=== INPUT FOR THIS TASK ===
╔══
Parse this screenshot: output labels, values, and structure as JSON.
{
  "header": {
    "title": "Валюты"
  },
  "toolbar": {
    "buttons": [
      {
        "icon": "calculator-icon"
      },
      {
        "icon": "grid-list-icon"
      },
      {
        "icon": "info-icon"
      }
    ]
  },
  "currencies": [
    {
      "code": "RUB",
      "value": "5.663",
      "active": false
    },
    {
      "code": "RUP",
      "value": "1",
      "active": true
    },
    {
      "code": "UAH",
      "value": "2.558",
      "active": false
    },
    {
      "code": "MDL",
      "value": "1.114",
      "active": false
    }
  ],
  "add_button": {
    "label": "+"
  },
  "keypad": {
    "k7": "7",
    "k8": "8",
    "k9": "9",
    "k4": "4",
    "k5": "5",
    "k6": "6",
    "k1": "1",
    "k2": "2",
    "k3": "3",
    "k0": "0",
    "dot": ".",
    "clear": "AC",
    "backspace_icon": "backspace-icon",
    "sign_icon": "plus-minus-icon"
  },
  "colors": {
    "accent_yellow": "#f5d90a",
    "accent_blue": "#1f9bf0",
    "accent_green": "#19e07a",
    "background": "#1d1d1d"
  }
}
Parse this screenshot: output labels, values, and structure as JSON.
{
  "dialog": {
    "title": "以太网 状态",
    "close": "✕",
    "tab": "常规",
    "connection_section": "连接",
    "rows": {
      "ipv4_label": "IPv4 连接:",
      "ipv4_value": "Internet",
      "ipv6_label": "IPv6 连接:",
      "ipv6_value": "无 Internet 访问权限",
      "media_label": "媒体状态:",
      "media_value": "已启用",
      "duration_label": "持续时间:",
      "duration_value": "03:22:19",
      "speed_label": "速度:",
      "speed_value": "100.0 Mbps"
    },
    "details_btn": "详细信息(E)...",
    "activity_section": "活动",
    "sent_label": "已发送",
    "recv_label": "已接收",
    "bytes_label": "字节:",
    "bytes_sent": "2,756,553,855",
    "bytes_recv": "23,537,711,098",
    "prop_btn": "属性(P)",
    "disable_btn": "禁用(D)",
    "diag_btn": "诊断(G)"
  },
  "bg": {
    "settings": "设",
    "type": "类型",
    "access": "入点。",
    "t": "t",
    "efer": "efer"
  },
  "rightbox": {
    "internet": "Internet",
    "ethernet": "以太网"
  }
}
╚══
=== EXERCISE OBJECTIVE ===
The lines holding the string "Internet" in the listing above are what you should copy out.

=== SOLUTION TO THE EXERCISE ===
      "ipv4_value": "Internet",
      "ipv6_value": "无 Internet 访问权限",
    "internet": "Internet",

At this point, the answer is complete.